[Task directions]:
Each entry needs to be copied exactly, with nothing left out.

[Dataset rows describing interfaces]
☆ ☆ ☆ ☆
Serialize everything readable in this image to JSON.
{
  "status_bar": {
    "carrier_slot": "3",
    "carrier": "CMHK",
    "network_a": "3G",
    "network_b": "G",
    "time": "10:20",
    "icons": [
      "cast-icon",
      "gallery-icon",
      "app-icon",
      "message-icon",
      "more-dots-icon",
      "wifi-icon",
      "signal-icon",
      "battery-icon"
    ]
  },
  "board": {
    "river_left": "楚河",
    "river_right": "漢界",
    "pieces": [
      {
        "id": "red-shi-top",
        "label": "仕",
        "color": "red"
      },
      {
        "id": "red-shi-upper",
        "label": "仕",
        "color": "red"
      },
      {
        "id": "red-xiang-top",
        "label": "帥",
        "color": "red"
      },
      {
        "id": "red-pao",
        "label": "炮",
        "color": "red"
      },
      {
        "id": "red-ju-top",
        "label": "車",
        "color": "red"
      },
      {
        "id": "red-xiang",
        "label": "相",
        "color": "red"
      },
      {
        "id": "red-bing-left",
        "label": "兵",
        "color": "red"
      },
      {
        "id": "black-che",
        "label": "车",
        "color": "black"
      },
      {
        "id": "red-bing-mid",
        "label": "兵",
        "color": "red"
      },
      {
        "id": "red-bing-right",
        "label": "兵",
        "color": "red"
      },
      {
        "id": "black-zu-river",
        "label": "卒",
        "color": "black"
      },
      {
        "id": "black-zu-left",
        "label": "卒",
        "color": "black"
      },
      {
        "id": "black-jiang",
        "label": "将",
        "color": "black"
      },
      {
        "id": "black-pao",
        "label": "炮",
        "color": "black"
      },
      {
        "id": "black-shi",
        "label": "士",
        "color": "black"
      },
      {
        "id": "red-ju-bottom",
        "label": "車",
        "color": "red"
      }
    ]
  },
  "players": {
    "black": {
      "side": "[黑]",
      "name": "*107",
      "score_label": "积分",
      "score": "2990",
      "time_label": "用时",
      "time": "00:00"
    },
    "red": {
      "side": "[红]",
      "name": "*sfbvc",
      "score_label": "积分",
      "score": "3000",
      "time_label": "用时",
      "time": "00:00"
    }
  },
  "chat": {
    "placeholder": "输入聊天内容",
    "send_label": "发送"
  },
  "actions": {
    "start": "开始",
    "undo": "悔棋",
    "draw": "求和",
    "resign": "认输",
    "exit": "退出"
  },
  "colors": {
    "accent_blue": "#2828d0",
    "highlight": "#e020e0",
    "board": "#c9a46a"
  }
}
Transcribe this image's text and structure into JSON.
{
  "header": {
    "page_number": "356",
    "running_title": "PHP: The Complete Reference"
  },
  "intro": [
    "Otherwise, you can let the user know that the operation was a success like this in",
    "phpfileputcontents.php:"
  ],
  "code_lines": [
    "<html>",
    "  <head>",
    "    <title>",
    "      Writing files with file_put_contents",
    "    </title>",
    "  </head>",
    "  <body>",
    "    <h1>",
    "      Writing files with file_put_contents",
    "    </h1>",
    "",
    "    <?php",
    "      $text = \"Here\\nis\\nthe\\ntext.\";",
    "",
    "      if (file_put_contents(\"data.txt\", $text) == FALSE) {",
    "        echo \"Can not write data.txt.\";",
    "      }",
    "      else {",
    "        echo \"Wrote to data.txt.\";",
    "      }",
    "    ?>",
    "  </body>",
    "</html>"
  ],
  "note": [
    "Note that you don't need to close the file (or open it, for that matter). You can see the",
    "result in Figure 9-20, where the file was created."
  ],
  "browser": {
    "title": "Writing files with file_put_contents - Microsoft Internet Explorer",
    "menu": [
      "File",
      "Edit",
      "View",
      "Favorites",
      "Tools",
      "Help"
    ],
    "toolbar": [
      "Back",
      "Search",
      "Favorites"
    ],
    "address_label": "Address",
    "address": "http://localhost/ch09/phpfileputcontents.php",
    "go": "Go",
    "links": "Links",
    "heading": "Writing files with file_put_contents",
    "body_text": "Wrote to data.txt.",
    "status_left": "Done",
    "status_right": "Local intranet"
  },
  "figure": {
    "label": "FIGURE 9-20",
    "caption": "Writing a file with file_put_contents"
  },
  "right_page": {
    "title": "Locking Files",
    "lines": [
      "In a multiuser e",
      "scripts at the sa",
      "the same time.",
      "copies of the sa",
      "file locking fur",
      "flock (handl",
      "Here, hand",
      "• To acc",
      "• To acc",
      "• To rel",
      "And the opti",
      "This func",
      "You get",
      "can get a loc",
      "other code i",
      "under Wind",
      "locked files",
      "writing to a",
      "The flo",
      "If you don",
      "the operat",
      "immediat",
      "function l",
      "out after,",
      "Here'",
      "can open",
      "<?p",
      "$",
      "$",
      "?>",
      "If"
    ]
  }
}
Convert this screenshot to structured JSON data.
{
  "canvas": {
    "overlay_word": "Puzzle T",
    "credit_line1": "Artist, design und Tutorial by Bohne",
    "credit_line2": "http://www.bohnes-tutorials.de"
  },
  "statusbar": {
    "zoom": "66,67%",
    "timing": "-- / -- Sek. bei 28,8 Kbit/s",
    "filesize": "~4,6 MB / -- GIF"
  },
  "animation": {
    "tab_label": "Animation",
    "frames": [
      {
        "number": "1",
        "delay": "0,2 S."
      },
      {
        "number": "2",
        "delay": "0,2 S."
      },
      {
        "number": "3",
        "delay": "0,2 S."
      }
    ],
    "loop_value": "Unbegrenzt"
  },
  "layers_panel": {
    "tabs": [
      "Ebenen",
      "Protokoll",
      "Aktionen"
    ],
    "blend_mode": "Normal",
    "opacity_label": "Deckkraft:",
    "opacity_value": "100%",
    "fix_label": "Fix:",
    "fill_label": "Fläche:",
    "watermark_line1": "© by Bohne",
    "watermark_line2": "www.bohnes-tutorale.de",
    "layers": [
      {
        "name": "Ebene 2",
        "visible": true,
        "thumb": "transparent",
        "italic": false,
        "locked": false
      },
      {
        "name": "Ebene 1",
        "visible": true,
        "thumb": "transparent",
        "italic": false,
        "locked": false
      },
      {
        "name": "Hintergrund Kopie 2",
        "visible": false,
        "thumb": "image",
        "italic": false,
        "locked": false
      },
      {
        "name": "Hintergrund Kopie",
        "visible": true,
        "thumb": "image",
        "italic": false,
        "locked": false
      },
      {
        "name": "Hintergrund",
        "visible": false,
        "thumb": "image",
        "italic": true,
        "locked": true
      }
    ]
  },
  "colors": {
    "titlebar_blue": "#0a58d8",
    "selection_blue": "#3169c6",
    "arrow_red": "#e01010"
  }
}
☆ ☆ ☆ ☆
[Your solution]:
Serialize everything readable in this image to JSON.
{
  "status_bar": {
    "carrier_slot": "3",
    "carrier": "CMHK",
    "network_a": "3G",
    "network_b": "G",
    "time": "10:20",
    "icons": [
      "cast-icon",
      "gallery-icon",
      "app-icon",
      "message-icon",
      "more-dots-icon",
      "wifi-icon",
      "signal-icon",
      "battery-icon"
    ]
  },
  "board": {
    "river_left": "楚河",
    "river_right": "漢界",
    "pieces": [
      {
        "id": "red-shi-top",
        "label": "仕",
        "color": "red"
      },
      {
        "id": "red-shi-upper",
        "label": "仕",
        "color": "red"
      },
      {
        "id": "red-xiang-top",
        "label": "帥",
        "color": "red"
      },
      {
        "id": "red-pao",
        "label": "炮",
        "color": "red"
      },
      {
        "id": "red-ju-top",
        "label": "車",
        "color": "red"
      },
      {
        "id": "red-xiang",
        "label": "相",
        "color": "red"
      },
      {
        "id": "red-bing-left",
        "label": "兵",
        "color": "red"
      },
      {
        "id": "black-che",
        "label": "车",
        "color": "black"
      },
      {
        "id": "red-bing-mid",
        "label": "兵",
        "color": "red"
      },
      {
        "id": "red-bing-right",
        "label": "兵",
        "color": "red"
      },
      {
        "id": "black-zu-river",
        "label": "卒",
        "color": "black"
      },
      {
        "id": "black-zu-left",
        "label": "卒",
        "color": "black"
      },
      {
        "id": "black-jiang",
        "label": "将",
        "color": "black"
      },
      {
        "id": "black-pao",
        "label": "炮",
        "color": "black"
      },
      {
        "id": "black-shi",
        "label": "士",
        "color": "black"
      },
      {
        "id": "red-ju-bottom",
        "label": "車",
        "color": "red"
      }
    ]
  },
  "players": {
    "black": {
      "side": "[黑]",
      "name": "*107",
      "score_label": "积分",
      "score": "2990",
      "time_label": "用时",
      "time": "00:00"
    },
    "red": {
      "side": "[红]",
      "name": "*sfbvc",
      "score_label": "积分",
      "score": "3000",
      "time_label": "用时",
      "time": "00:00"
    }
  },
  "chat": {
    "placeholder": "输入聊天内容",
    "send_label": "发送"
  },
  "actions": {
    "start": "开始",
    "undo": "悔棋",
    "draw": "求和",
    "resign": "认输",
    "exit": "退出"
  },
  "colors": {
    "accent_blue": "#2828d0",
    "highlight": "#e020e0",
    "board": "#c9a46a"
  }
}
Transcribe this image's text and structure into JSON.
{
  "header": {
    "page_number": "356",
    "running_title": "PHP: The Complete Reference"
  },
  "intro": [
    "Otherwise, you can let the user know that the operation was a success like this in",
    "phpfileputcontents.php:"
  ],
  "code_lines": [
    "<html>",
    "  <head>",
    "    <title>",
    "      Writing files with file_put_contents",
    "    </title>",
    "  </head>",
    "  <body>",
    "    <h1>",
    "      Writing files with file_put_contents",
    "    </h1>",
    "",
    "    <?php",
    "      $text = \"Here\\nis\\nthe\\ntext.\";",
    "",
    "      if (file_put_contents(\"data.txt\", $text) == FALSE) {",
    "        echo \"Can not write data.txt.\";",
    "      }",
    "      else {",
    "        echo \"Wrote to data.txt.\";",
    "      }",
    "    ?>",
    "  </body>",
    "</html>"
  ],
  "note": [
    "Note that you don't need to close the file (or open it, for that matter). You can see the",
    "result in Figure 9-20, where the file was created."
  ],
  "browser": {
    "title": "Writing files with file_put_contents - Microsoft Internet Explorer",
    "menu": [
      "File",
      "Edit",
      "View",
      "Favorites",
      "Tools",
      "Help"
    ],
    "toolbar": [
      "Back",
      "Search",
      "Favorites"
    ],
    "address_label": "Address",
    "address": "http://localhost/ch09/phpfileputcontents.php",
    "go": "Go",
    "links": "Links",
    "heading": "Writing files with file_put_contents",
    "body_text": "Wrote to data.txt.",
    "status_left": "Done",
    "status_right": "Local intranet"
  },
  "figure": {
    "label": "FIGURE 9-20",
    "caption": "Writing a file with file_put_contents"
  },
  "right_page": {
    "title": "Locking Files",
    "lines": [
      "In a multiuser e",
      "scripts at the sa",
      "the same time.",
      "copies of the sa",
      "file locking fur",
      "flock (handl",
      "Here, hand",
      "• To acc",
      "• To acc",
      "• To rel",
      "And the opti",
      "This func",
      "You get",
      "can get a loc",
      "other code i",
      "under Wind",
      "locked files",
      "writing to a",
      "The flo",
      "If you don",
      "the operat",
      "immediat",
      "function l",
      "out after,",
      "Here'",
      "can open",
      "<?p",
      "$",
      "$",
      "?>",
      "If"
    ]
  }
}
Convert this screenshot to structured JSON data.
{
  "canvas": {
    "overlay_word": "Puzzle T",
    "credit_line1": "Artist, design und Tutorial by Bohne",
    "credit_line2": "http://www.bohnes-tutorials.de"
  },
  "statusbar": {
    "zoom": "66,67%",
    "timing": "-- / -- Sek. bei 28,8 Kbit/s",
    "filesize": "~4,6 MB / -- GIF"
  },
  "animation": {
    "tab_label": "Animation",
    "frames": [
      {
        "number": "1",
        "delay": "0,2 S."
      },
      {
        "number": "2",
        "delay": "0,2 S."
      },
      {
        "number": "3",
        "delay": "0,2 S."
      }
    ],
    "loop_value": "Unbegrenzt"
  },
  "layers_panel": {
    "tabs": [
      "Ebenen",
      "Protokoll",
      "Aktionen"
    ],
    "blend_mode": "Normal",
    "opacity_label": "Deckkraft:",
    "opacity_value": "100%",
    "fix_label": "Fix:",
    "fill_label": "Fläche:",
    "watermark_line1": "© by Bohne",
    "watermark_line2": "www.bohnes-tutorale.de",
    "layers": [
      {
        "name": "Ebene 2",
        "visible": true,
        "thumb": "transparent",
        "italic": false,
        "locked": false
      },
      {
        "name": "Ebene 1",
        "visible": true,
        "thumb": "transparent",
        "italic": false,
        "locked": false
      },
      {
        "name": "Hintergrund Kopie 2",
        "visible": false,
        "thumb": "image",
        "italic": false,
        "locked": false
      },
      {
        "name": "Hintergrund Kopie",
        "visible": true,
        "thumb": "image",
        "italic": false,
        "locked": false
      },
      {
        "name": "Hintergrund",
        "visible": false,
        "thumb": "image",
        "italic": true,
        "locked": true
      }
    ]
  },
  "colors": {
    "titlebar_blue": "#0a58d8",
    "selection_blue": "#3169c6",
    "arrow_red": "#e01010"
  }
}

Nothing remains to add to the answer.